Delta's defined benefit plan was 46.9% funded as of Dec. 31, up from 38.1% a year earlier. In May, company officials said they want to increase the funded status to 80% and will contribute about $1 billion per year through 2020 to reach that goal (P&I, May 6).

The funded status of corporate DB plans has been an increasingly important reason for the growth in investment outsourcing as companies move to an LDI approach, industry sources agreed.

“Increased funded status means that plan executives are trying to derisk their portfolios and protect that position,” said Joseph W. McInerney, managing executive of Chicago-based Northern Trust Asset Management's multimanager solutions unit.

“More and more corporate plans are adopting a glidepath and are handing over management to us. We are finding that LDI is a very big driver of corporations' decision to outsource both large and small defined benefit plan management,” Mr. McInerney said.

Mr. McInerney declined to name Northern Trust's new corporate outsourcing clients.

Northern Trust had $52.8 billion in outsourcing strategies under investment management as of March 31 and was ranked eighth.

Seeing strong inflows

Aon Hewitt, Lincolnshire, Ill., continues to see strong inflows into its outsourcing strategies from frozen and active defined benefit plans of all sizes, said Kemp Ross, head of solutions and operations for investment consulting.

“Corporations with underfunded plans need management of the growth portion of their portfolio and, once they are close to fully funded status, need help with the complex implementation of the LDI part of the portfolio,” Mr. Ross said.

Hewitt EnnisKnupp, an Aon Hewitt subsidiary, had $46.8 billion of outsourced assets under investment management as of March 31, the ninth largest in P&I's ranking.

Mr. Ross, who is based in Aon Hewitt's Chicago office, declined to name clients.

Although still young compared to other investment management industry segments, the investment outsourcing playground already is “a very overcrowded place,” ripe for consolidation, said Greenwich's Mr. McCollum.

P&I's universe of investment outsourcers with assets under investment management has grown steadily, from 32 in 2011 to 56 in 2013 to 71 in 2014. The 2014 group includes OCIO outfits, investment consultants-turned-money-managers, manager-of-managers specialists and multiasset class megafund managers.

“I think there will be some acquisitions in this part of the money management industry,” Mr. McCollum said, noting OCIO companies might seek to acquire similar managers to gain client assets.

He said larger outsourcers, including consultants and fund-of-funds managers, might be in the market for smaller firms to add teams to boost their capabilities in investment management or administration.
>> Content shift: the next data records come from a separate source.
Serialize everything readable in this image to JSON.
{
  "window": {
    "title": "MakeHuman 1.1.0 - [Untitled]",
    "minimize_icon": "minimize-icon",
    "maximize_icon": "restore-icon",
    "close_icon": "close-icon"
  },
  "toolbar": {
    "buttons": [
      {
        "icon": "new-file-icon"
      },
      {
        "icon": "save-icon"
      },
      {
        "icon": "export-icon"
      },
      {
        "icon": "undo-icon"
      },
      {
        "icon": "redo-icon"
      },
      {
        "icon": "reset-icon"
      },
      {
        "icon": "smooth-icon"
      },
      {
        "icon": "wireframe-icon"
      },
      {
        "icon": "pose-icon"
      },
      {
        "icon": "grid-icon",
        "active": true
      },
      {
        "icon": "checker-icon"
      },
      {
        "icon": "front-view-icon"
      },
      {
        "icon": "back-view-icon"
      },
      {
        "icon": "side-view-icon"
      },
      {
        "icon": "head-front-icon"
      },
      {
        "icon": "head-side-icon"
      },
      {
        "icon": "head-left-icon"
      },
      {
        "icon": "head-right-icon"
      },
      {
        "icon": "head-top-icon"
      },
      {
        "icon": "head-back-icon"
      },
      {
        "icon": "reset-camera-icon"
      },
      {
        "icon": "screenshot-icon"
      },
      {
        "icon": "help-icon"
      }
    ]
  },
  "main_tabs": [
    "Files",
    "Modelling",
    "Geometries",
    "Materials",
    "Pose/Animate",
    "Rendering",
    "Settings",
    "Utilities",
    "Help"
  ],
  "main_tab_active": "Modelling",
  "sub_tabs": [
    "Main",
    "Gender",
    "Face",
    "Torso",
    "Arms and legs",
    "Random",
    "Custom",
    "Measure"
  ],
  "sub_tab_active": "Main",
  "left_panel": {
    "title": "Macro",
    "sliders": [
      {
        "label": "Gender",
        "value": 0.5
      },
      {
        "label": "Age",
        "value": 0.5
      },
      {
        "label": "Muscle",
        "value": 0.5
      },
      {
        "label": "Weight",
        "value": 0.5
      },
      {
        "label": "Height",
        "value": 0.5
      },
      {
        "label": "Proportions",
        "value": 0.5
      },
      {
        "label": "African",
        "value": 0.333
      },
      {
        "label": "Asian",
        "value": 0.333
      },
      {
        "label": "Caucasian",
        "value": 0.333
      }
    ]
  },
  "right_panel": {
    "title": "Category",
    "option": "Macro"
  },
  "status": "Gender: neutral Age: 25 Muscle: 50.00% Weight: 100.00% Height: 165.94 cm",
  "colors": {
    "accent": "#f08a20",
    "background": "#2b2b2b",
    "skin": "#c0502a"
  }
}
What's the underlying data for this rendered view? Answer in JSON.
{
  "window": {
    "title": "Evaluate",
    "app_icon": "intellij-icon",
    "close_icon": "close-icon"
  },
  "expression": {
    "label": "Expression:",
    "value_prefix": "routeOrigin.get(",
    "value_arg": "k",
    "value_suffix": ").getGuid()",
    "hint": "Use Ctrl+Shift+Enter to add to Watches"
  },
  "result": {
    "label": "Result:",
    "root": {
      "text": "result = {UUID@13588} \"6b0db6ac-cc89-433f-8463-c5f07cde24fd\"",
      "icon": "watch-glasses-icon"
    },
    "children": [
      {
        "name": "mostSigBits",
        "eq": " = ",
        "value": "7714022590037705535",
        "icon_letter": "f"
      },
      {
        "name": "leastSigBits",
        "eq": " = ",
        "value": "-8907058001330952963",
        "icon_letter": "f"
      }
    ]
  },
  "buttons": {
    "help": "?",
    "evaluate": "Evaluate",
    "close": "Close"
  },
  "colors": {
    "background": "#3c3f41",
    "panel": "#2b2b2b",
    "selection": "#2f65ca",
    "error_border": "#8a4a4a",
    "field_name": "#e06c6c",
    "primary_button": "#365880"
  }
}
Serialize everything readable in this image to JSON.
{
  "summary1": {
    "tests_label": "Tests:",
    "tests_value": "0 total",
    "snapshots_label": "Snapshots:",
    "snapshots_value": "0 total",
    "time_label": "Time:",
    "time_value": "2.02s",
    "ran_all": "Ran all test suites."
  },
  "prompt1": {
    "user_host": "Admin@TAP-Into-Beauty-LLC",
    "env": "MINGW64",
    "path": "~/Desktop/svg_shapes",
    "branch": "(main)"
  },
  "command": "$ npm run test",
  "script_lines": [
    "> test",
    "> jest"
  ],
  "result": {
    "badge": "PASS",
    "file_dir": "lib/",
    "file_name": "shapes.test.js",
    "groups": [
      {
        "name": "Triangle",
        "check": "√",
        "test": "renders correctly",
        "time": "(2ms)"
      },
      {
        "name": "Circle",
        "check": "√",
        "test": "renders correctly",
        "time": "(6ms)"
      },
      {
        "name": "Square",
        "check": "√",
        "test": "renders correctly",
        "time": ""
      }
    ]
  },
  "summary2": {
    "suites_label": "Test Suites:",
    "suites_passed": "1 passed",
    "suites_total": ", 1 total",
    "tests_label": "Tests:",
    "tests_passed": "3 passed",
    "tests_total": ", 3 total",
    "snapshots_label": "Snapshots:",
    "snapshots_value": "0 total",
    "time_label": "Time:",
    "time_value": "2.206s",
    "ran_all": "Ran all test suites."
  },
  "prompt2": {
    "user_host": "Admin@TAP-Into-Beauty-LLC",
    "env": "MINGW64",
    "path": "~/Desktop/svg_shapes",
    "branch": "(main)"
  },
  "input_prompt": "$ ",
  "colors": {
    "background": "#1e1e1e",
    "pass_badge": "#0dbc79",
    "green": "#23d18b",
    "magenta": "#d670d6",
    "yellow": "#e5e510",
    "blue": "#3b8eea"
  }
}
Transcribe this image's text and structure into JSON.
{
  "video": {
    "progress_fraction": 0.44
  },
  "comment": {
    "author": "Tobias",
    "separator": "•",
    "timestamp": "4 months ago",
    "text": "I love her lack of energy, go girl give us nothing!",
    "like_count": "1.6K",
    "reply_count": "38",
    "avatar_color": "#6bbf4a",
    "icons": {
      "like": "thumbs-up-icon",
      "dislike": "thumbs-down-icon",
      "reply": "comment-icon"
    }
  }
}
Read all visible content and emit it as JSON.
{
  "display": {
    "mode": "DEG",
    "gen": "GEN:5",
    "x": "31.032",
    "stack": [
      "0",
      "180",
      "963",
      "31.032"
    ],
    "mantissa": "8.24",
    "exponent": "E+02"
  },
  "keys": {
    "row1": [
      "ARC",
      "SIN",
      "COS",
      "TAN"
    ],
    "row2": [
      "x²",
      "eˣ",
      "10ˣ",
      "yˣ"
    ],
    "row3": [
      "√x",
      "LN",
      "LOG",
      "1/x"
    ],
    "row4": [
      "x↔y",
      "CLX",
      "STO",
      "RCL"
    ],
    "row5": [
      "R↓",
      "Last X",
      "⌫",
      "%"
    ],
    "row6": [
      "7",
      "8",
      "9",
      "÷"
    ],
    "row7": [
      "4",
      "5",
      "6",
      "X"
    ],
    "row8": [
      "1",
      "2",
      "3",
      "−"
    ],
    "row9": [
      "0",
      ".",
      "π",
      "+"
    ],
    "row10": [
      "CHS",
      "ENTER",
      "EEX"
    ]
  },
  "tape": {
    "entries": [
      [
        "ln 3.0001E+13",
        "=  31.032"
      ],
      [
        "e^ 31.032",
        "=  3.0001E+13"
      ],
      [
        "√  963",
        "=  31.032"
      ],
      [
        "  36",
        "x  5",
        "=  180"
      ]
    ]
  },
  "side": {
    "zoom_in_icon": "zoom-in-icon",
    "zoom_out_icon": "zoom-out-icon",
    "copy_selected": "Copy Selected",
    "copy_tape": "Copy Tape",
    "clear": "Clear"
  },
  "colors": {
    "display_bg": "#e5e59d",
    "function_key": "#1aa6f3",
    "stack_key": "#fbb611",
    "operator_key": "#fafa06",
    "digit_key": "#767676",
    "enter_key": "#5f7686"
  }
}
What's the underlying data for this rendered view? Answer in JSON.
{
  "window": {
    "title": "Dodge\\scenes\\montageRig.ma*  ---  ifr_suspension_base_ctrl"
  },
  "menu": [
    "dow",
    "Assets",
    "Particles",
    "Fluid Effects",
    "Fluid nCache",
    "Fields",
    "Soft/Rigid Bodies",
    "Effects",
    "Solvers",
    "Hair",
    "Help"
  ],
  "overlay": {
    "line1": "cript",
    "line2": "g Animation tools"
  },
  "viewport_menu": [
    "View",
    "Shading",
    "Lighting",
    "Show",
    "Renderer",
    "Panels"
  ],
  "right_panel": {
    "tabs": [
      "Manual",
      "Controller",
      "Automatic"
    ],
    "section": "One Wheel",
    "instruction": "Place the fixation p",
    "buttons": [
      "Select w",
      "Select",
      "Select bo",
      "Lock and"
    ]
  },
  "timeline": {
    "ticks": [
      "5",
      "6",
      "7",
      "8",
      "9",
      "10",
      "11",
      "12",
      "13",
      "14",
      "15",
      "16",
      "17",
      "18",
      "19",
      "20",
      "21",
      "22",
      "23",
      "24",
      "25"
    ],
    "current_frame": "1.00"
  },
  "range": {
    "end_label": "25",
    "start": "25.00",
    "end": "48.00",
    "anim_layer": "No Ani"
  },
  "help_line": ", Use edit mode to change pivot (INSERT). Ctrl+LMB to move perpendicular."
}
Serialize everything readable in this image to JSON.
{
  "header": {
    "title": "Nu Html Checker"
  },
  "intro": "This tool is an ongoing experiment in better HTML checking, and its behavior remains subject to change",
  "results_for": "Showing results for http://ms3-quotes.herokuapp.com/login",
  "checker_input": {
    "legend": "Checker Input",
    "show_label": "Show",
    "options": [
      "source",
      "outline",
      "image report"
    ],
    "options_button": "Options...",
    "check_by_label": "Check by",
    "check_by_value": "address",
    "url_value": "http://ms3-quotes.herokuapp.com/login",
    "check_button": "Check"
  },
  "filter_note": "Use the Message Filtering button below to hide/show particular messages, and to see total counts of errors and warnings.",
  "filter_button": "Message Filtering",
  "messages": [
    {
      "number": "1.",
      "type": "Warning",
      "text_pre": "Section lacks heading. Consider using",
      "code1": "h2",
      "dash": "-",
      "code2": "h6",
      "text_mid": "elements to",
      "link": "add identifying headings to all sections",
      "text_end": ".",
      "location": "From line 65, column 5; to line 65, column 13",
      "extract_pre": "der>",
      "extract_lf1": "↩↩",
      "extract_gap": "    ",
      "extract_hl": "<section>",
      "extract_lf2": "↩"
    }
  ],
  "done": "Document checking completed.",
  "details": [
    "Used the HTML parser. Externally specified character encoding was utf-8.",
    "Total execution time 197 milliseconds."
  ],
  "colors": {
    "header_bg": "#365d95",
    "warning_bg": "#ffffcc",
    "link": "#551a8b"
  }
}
Traditional multiasset management houses that are desperate to offer their investors more “solutions,” on the other hand, might snap up outsourcers with investment consulting legacy practices to boost their internal advising capabilities, Mr. McCollum said.

“The competitive landscape is heating up and the professionalism of outsourcers is rising as investors become savvier,” said CQA's Mr. Quirk.

“Investors, especially new entrants, are beginning to sift between winners and losers in their initial evaluations. Essential qualities investors look for increasingly include scale; robust infrastructure; institutional quality sales, marketing and client services; brand recognition; and perhaps most importantly, true capability to manage an institutional portfolio in its entirety,” Mr. Quirk said.

This article originally appeared in the July 7, 2014 print issue as, "Assets top $1.2 trillion after a 26% increase in a year".